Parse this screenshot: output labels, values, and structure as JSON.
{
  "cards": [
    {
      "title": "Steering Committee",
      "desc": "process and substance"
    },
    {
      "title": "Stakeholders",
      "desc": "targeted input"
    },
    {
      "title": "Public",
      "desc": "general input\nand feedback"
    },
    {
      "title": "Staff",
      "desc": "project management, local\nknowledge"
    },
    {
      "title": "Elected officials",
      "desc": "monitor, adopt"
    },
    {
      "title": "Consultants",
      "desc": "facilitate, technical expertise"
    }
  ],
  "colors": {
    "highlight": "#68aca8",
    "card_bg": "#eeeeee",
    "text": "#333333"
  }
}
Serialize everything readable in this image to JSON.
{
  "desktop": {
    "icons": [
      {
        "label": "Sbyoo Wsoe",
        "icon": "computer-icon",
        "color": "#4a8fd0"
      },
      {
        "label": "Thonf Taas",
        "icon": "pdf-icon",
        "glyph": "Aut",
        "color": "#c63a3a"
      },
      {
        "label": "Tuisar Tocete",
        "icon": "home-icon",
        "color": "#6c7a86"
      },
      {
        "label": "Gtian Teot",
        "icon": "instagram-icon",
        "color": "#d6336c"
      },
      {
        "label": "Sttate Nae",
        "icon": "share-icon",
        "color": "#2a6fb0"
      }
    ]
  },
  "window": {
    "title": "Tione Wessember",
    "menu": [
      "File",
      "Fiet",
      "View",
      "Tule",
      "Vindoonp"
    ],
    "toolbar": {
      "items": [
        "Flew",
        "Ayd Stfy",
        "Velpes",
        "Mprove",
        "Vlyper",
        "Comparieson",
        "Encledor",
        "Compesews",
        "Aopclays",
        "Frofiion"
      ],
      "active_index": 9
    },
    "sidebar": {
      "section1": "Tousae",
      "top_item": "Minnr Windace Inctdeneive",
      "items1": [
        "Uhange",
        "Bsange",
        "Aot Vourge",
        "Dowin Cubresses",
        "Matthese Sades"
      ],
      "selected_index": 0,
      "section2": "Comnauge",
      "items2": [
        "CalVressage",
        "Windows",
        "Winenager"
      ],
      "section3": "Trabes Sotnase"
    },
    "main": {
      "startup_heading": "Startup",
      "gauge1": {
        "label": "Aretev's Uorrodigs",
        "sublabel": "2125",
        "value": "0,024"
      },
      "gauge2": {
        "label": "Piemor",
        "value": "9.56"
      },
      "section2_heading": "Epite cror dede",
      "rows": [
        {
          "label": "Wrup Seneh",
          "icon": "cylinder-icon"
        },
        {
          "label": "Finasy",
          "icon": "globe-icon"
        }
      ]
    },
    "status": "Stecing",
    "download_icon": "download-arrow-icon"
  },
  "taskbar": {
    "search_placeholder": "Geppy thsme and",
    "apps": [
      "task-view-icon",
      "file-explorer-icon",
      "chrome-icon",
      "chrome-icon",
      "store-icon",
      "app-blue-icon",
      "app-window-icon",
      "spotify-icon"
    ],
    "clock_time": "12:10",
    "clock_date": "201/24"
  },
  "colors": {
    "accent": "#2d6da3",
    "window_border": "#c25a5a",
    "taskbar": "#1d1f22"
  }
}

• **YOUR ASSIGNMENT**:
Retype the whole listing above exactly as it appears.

• **YOUR RESPONSE**:
Parse this screenshot: output labels, values, and structure as JSON.
{
  "cards": [
    {
      "title": "Steering Committee",
      "desc": "process and substance"
    },
    {
      "title": "Stakeholders",
      "desc": "targeted input"
    },
    {
      "title": "Public",
      "desc": "general input\nand feedback"
    },
    {
      "title": "Staff",
      "desc": "project management, local\nknowledge"
    },
    {
      "title": "Elected officials",
      "desc": "monitor, adopt"
    },
    {
      "title": "Consultants",
      "desc": "facilitate, technical expertise"
    }
  ],
  "colors": {
    "highlight": "#68aca8",
    "card_bg": "#eeeeee",
    "text": "#333333"
  }
}
Serialize everything readable in this image to JSON.
{
  "desktop": {
    "icons": [
      {
        "label": "Sbyoo Wsoe",
        "icon": "computer-icon",
        "color": "#4a8fd0"
      },
      {
        "label": "Thonf Taas",
        "icon": "pdf-icon",
        "glyph": "Aut",
        "color": "#c63a3a"
      },
      {
        "label": "Tuisar Tocete",
        "icon": "home-icon",
        "color": "#6c7a86"
      },
      {
        "label": "Gtian Teot",
        "icon": "instagram-icon",
        "color": "#d6336c"
      },
      {
        "label": "Sttate Nae",
        "icon": "share-icon",
        "color": "#2a6fb0"
      }
    ]
  },
  "window": {
    "title": "Tione Wessember",
    "menu": [
      "File",
      "Fiet",
      "View",
      "Tule",
      "Vindoonp"
    ],
    "toolbar": {
      "items": [
        "Flew",
        "Ayd Stfy",
        "Velpes",
        "Mprove",
        "Vlyper",
        "Comparieson",
        "Encledor",
        "Compesews",
        "Aopclays",
        "Frofiion"
      ],
      "active_index": 9
    },
    "sidebar": {
      "section1": "Tousae",
      "top_item": "Minnr Windace Inctdeneive",
      "items1": [
        "Uhange",
        "Bsange",
        "Aot Vourge",
        "Dowin Cubresses",
        "Matthese Sades"
      ],
      "selected_index": 0,
      "section2": "Comnauge",
      "items2": [
        "CalVressage",
        "Windows",
        "Winenager"
      ],
      "section3": "Trabes Sotnase"
    },
    "main": {
      "startup_heading": "Startup",
      "gauge1": {
        "label": "Aretev's Uorrodigs",
        "sublabel": "2125",
        "value": "0,024"
      },
      "gauge2": {
        "label": "Piemor",
        "value": "9.56"
      },
      "section2_heading": "Epite cror dede",
      "rows": [
        {
          "label": "Wrup Seneh",
          "icon": "cylinder-icon"
        },
        {
          "label": "Finasy",
          "icon": "globe-icon"
        }
      ]
    },
    "status": "Stecing",
    "download_icon": "download-arrow-icon"
  },
  "taskbar": {
    "search_placeholder": "Geppy thsme and",
    "apps": [
      "task-view-icon",
      "file-explorer-icon",
      "chrome-icon",
      "chrome-icon",
      "store-icon",
      "app-blue-icon",
      "app-window-icon",
      "spotify-icon"
    ],
    "clock_time": "12:10",
    "clock_date": "201/24"
  },
  "colors": {
    "accent": "#2d6da3",
    "window_border": "#c25a5a",
    "taskbar": "#1d1f22"
  }
}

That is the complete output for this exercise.